In keeping with the Comic Con model, the talent on display for BookCon is two parts people who’ve earned their place on the scene—authors like John Green, Holly Black, Jonathan Tropper, James Patterson, Cassandra Clare—one part film celebrities who may or may not be there to flog an oh-that’s-nice-but-OMG-you-were-on-the-tee-vee book project—Amy Poehler and Jason Bateman—and one part Stan Lee and/or some cat. Also keeping with the comic con model, diversity is an issue.

BookCon is new, but with thirty speakers involved you’d think you’d be able to scrape together more than a light misting of melanin. It’s as if ReedPop had decided to just dump a handful of pale blind cavefish on stage and charge people for the privilege. Rather than go to the expense of bringing these authors in, why not just ask attendees to stare into the sickly flickering white overhead flourescents for a while and call it even?

Even worse, ReedPop saw this coming weeks ago. BookRiot’s Rebecca Schinsky writes,

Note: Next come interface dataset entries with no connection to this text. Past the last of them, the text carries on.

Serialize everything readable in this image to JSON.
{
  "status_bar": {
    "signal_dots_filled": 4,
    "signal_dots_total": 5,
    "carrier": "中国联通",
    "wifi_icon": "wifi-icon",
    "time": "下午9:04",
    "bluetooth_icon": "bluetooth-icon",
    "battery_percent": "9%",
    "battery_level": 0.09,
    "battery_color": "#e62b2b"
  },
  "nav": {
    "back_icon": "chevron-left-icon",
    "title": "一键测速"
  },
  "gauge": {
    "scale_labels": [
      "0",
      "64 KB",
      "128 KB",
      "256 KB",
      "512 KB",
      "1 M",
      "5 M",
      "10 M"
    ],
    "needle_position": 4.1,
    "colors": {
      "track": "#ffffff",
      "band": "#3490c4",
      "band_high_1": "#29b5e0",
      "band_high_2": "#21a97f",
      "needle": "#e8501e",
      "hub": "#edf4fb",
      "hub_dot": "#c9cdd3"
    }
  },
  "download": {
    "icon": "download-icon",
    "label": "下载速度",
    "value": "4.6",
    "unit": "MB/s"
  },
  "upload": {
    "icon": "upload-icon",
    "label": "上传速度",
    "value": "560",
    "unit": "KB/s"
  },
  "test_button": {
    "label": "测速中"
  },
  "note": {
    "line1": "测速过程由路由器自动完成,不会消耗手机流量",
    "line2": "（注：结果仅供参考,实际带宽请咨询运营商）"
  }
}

First came the report that one of BookCon’s main features, a panel of the rock stars of kid lit, was comprised entirely of white male writers. When the publishing community along with panel participant Rick Riordan expressed criticism on Twitter and across the blogosphere, ReedPop (the organization that plans and runs Book Expo) responded with an apology and a promise to diversify. It was largely received as too little too late, and as a plan that would put women and POC authors in the tough spot of having to weigh an opportunity for exposure against the cost of being a token guest. But it was something.

They apologized and then went ahead with a slate of talent so white they’re basically translucent.

If this truly felt like a fluke that might be one thing. But BookCon is geared toward a younger audience, as the list of authors indicates. And as we’ve recently discussed, there’s a real problem with a lack of diversity in books for younger readers. If anyone deserves to see authors of color on a stage, it’ll be the kids who show up. The publishing industry as a whole also struggles to be more diverse. At this point, this freshly-laundered-ghost-white panel seems like an oversight enabled by a grave systemic problem. Fortunately it’s not too late for BookCon to rectify this. They’ve shown that they’re willing to listen, even if they’ve also shown themselves prone to repeat mistakes. I hope the former, at least, will happen again.

 

Dustin Kurtz is former marketing manager of Melville House.

MobyLives